Alumni Q&A with Sari Lennick

Sari Lennick

The School of Dramatic Arts briefly caught up with actress Sari Lennick (BA ’97) for our Q&A series highlighting the accomplishments of the alumni of the USC School of Dramatic Arts.

About the alum
Sari Lennick, who co-stars in the upcoming Woody Allen film Cafe Society, is best known for her work in Joel and Ethan Coen’s A Serious Man, which earned the Robert Altman Independent Spirit Award, a Gotham Award Nomination for Best Ensemble, and an Oscar nomination for Best Picture. Her web series, Drama Queen, which features some of her fellow SDA alums, was recently released.

SDA: What was your best USC experience?

Lennick: I had a pretty incredible college experience. When I reflect on my time at SDA it’s to the tune of Bruce Springsteen’s Glory Days. I’m not ashamed to admit that those were indeed my glory days.

It is pretty challenging to pin down a best experience. Every friend I made, every professor and educator with whom I worked, every class I took, every play I read or saw (even the bad ones!), all had a profound impact on me, and gave me the best of what I have and who I am now.

SDA: Was there a class or professor that was particularly meaningful or influential during your time at the School?

Lennick: Early on in my college experience, I was cast in Frank Wedekind’s Spring Awakening. I was part of a small handful of freshmen who had the opportunity to work on the show, alongside a ridiculously talented and inspiring group of second, third and fourth-year BFA and BA actors. Allan Hendrick directed the show and he was the first person who taught me how to act.

There were so many professors who helped shape my experience and taught me so much – Paul Backer, Marilyn McIntyre, Bob Scales, John Blankenchip, Eric Trules, Deborah Ross Sullivan, to name a few.

SDA: What lessons have you been able to apply from your SDA training to your professional life?

Lennick: During tech for Spring Awakening, I was standing outside the stage left entrance of the Bing Theatre, with a senior, Laura Estep. She was an amazing actress and I was in awe of her. I asked her for her best piece of advice and she said “always be nice to the costume people.” Obviously when I’m working on a film, things like acting, breathing, dialects, relaxation are all pretty important. But I’d say the most important thing is to “always be nice to the costume people” (and every single person I have the privilege of working with).

SDA: What do you miss about college, SDA specifically?

Lennick: I miss being around my friends all the time. If I could take every single person (well, most of the people) I went to college with and live with them on the same street, I would be the happiest person. That’s my biggest fantasy.

SDA: Was there a particular production you felt taught you the most?

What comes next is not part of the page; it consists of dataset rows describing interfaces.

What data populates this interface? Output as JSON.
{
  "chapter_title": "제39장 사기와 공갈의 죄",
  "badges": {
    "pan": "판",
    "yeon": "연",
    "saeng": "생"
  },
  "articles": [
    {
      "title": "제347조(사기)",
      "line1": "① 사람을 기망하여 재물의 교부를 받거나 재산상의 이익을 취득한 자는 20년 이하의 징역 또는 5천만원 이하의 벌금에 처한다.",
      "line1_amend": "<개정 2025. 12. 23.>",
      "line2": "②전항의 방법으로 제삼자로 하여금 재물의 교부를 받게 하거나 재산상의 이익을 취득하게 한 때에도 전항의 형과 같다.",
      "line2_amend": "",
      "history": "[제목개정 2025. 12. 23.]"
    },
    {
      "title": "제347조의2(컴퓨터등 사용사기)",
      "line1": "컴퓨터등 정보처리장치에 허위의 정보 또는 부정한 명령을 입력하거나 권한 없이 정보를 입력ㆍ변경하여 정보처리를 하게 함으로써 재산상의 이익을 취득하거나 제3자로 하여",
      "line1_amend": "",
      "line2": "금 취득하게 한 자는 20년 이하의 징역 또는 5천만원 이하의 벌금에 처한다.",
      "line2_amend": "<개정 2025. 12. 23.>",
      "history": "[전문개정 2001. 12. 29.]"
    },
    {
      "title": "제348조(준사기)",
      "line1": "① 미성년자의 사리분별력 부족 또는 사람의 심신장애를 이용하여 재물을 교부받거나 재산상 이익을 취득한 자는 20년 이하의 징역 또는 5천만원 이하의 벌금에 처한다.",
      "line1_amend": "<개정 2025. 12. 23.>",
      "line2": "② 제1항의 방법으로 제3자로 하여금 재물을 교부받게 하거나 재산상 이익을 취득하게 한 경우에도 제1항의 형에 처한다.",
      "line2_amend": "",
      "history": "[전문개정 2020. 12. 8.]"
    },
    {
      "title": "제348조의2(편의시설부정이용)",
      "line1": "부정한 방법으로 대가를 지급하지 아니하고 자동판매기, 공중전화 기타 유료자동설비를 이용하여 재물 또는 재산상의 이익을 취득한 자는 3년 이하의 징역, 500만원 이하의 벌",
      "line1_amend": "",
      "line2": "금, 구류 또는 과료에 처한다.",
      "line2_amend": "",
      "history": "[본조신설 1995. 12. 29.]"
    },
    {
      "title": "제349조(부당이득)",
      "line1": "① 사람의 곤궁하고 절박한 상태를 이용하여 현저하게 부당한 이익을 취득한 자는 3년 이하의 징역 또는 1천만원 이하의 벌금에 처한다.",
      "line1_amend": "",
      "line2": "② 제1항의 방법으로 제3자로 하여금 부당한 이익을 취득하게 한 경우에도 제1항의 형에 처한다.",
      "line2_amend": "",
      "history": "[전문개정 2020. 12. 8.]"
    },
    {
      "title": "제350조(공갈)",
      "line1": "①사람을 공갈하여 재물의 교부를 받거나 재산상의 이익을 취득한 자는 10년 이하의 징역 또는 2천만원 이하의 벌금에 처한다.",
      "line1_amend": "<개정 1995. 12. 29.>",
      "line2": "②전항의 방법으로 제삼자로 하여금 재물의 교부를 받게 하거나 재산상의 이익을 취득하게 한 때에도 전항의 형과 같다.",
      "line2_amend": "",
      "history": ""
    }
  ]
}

Lennick: I can remember important moments and lessons from every single one of them, but I should probably say the most important production I did was Threepenny Opera my senior year, when I started dating my now-husband, Alan Lennick.

SDA: What is your advice for current SDA students?

Lennick: I think one of the things that made USC such a magical place for me, was the endless resources and support that I was afforded. I started at USC as a BFA theatre major and one week into my sophomore year, decided to switch to the BA program and double major in theatre and philosophy. I was able to make that transition because the BFA and BA programs were equally strong (which was unique to USC) and because the administration was incredibly supportive of me finding what I was looking for from my USC experience. At every turn during my time at SDA was an opportunity to try something new and the resources to make it happen.

To current students I would say, take advantage of every one of those resources. Do an independent student production, bring back “Drom” (drama prom – my most significant contribution to SDA!), create a new program, do an independent research project… If you’ve got an idea, I promise there will be someone to nurture and support you.

Most importantly – hold onto your friends. One day you might be lucky enough to be married to one of them and wish for all the rest of them to live on your street.